        Chicken Tawa (very sim to a sweet&sour chicken)

        are somewhat standard examples of Indo-Chinese foods avail in a decent amt of Indo-Pak restaurants where I live.

        1. I heard that Indians like to appropriate the form of foreign food, but tend to keep the spicing familiar.

          1. Does not appear to be fusion food - and I'd seen the Wiki entry before I asked. There are apparently several places like this across the country, not chains, but seemingly the equivalent of American Chinese (the chop suey/chow mein strain) but Indian. Has anyone else eaten it?

            6 Replies
            1. re: lemons

              Yes, I've eaten this type of food on several occasions, in Toronto and oddly enough, in North Carolina.

              This is a type of fusion cuisine, as it combines elements of Chinese cuisine and Indian Cuisine. It is very popular with some of my East Indian friends. I suspect it has similar appeal as American-Chinese for North Americans. It is different from your usual cuisine, but it has enough familiar flavour elements that it is easy to get accustomed to it.

              Some people have argued that this cuisine can be a little excessively oily and greasy, but I personally love it. I love the combination of Indian spicing and Chinese ingredients and cooking techniques. I wish I had more opportunity to eat this food, it is a nice change from pure Chinese and Indian cuisine.

              1. re: moh

                We have a number of these restuarants here as well (this city has a sizeable Indian population). To be honest, I'm not a big fan of the cuisine as I find it often too greasy, too sweet and too starch thickened for my tastes.
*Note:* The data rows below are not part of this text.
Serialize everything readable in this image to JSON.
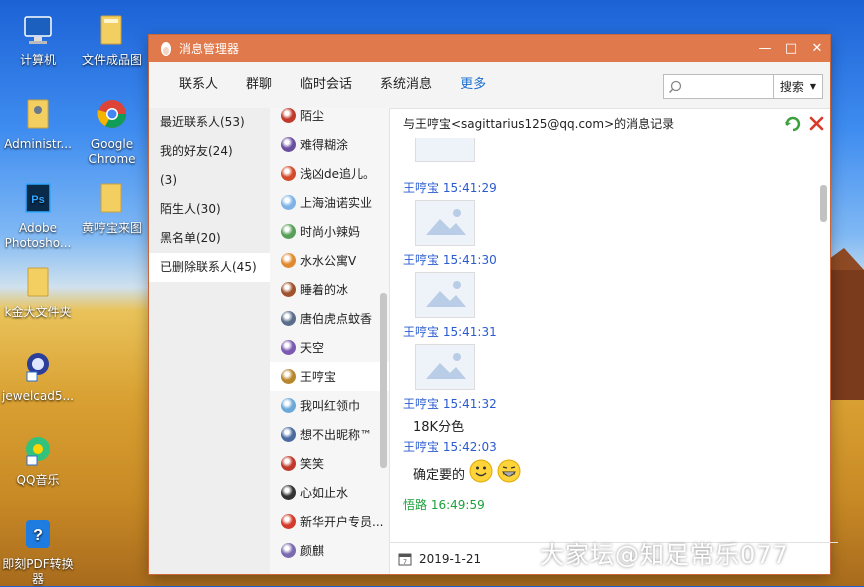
{
  "desktop": {
    "icons": [
      {
        "label": "计算机",
        "icon": "computer-icon"
      },
      {
        "label": "文件成品图",
        "icon": "folder-icon"
      },
      {
        "label": "Administr...",
        "icon": "user-folder-icon"
      },
      {
        "label": "Google Chrome",
        "icon": "chrome-icon"
      },
      {
        "label": "Adobe Photosho...",
        "icon": "photoshop-icon"
      },
      {
        "label": "黄哼宝来图",
        "icon": "folder-icon"
      },
      {
        "label": "k金大文件夹",
        "icon": "folder-icon"
      },
      {
        "label": "jewelcad5...",
        "icon": "jewelcad-icon"
      },
      {
        "label": "QQ音乐",
        "icon": "qqmusic-icon"
      },
      {
        "label": "即刻PDF转换器",
        "icon": "pdf-icon"
      }
    ],
    "watermark": "大家坛@知足常乐077"
  },
  "window": {
    "title": "消息管理器",
    "tabs": [
      "联系人",
      "群聊",
      "临时会话",
      "系统消息",
      "更多"
    ],
    "active_tab": "更多",
    "search": {
      "placeholder": "",
      "button_label": "搜索"
    },
    "groups": [
      "最近联系人(53)",
      "我的好友(24)",
      "(3)",
      "陌生人(30)",
      "黑名单(20)",
      "已删除联系人(45)"
    ],
    "selected_group": "已删除联系人(45)",
    "contacts": [
      {
        "name": "陌尘",
        "color": "#c0392b"
      },
      {
        "name": "难得糊涂",
        "color": "#6a4fa0"
      },
      {
        "name": "浅凶de追儿。",
        "color": "#d34a2a"
      },
      {
        "name": "上海油诺实业",
        "color": "#7fb3e6"
      },
      {
        "name": "时尚小辣妈",
        "color": "#58a05a"
      },
      {
        "name": "水水公寓V",
        "color": "#e08a30"
      },
      {
        "name": "睡着的冰",
        "color": "#a0522d"
      },
      {
        "name": "唐伯虎点蚊香",
        "color": "#5a6e8c"
      },
      {
        "name": "天空",
        "color": "#7a5ab0"
      },
      {
        "name": "王哼宝",
        "color": "#b8862c"
      },
      {
        "name": "我叫红领巾",
        "color": "#6aa8d8"
      },
      {
        "name": "想不出昵称™",
        "color": "#4a6aa0"
      },
      {
        "name": "笑笑",
        "color": "#c0392b"
      },
      {
        "name": "心如止水",
        "color": "#333333"
      },
      {
        "name": "新华开户专员...",
        "color": "#d33a2a"
      },
      {
        "name": "颜麒",
        "color": "#7a6ab0"
      }
    ],
    "selected_contact": "王哼宝",
    "record_title": "与王哼宝<sagittarius125@qq.com>的消息记录",
    "messages": [
      {
        "sender": "王哼宝",
        "time": "15:41:29",
        "kind": "image"
      },
      {
        "sender": "王哼宝",
        "time": "15:41:30",
        "kind": "image"
      },
      {
        "sender": "王哼宝",
        "time": "15:41:31",
        "kind": "image"
      },
      {
        "sender": "王哼宝",
        "time": "15:41:32",
        "kind": "text",
        "text": "18K分色"
      },
      {
        "sender": "王哼宝",
        "time": "15:42:03",
        "kind": "text",
        "text": "确定要的"
      },
      {
        "sender": "悟路",
        "time": "16:49:59",
        "kind": "me"
      }
    ],
    "date": "2019-1-21",
    "colors": {
      "titlebar": "#e07a4c",
      "accent": "#1a6fd0",
      "sender": "#2a5bd0",
      "me": "#1aa23a"
    }
  }
}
I have also had it in India a number of years ago.

                FWIW, one of the old-school Szechuan restaurants here is really popular with the Indian community...I guess it is the chili-heat they are seeking in that case.

                1. re: fmed

                  I'm a little surprised to read that Vancouver has a number of Hakka places- yes Vancouver has an Indian population that eclipses that of any city in North America (per capita) but it's also overwhelmingly Punjab. This is a pleasant surprise.

                  Toronto has lots of Hakka places. I can't say I care for it. Among all the vernacular Chinese I've had I have to say that I like the Trinidadian spin the best!

                  1. re: John Manzo

                    It is more commonly known here as "Desi" Chinese food. Here, the term "Hakka" is reserved for a variant of southern Chinese food. (The roots are the same - the term came from migrant Hakka who moved to Calcutta as labourers in the 18th century).

                    Here is a fairly recent article on Vancouver's Indian-Chinese food:

                2. re: moh

                  "I suspect it has similar appeal as American-Chinese for North Americans."

                  Yes, I think that's exactly it. I have had Chinese food in Calcutta (chicken manchurian is the classic Indo-Chinese dish) and I get excited when I see it here -- it's like if you were living in another country and you saw an Americanized Chinese restaurant and you ran in to order General Tso's Chicken.

                  Although probably because I'm Indian and the flavors are familiar to me, I much prefer Indian Chinese.

                  1. re: Pia

                    " I get excited when I see it here"

                    Pia, that is exactly the reaction some of my East Indian friends had when a place opened up in North Carolina! They were incredibly excited, and it really seemed like it was a homecoming. They talked about the food they used to eat at home, and they were very nostalgic and grateful to have this place open up.

                    I'm not Indian, but I also think I prefer Indian Chinese to most American Chinese.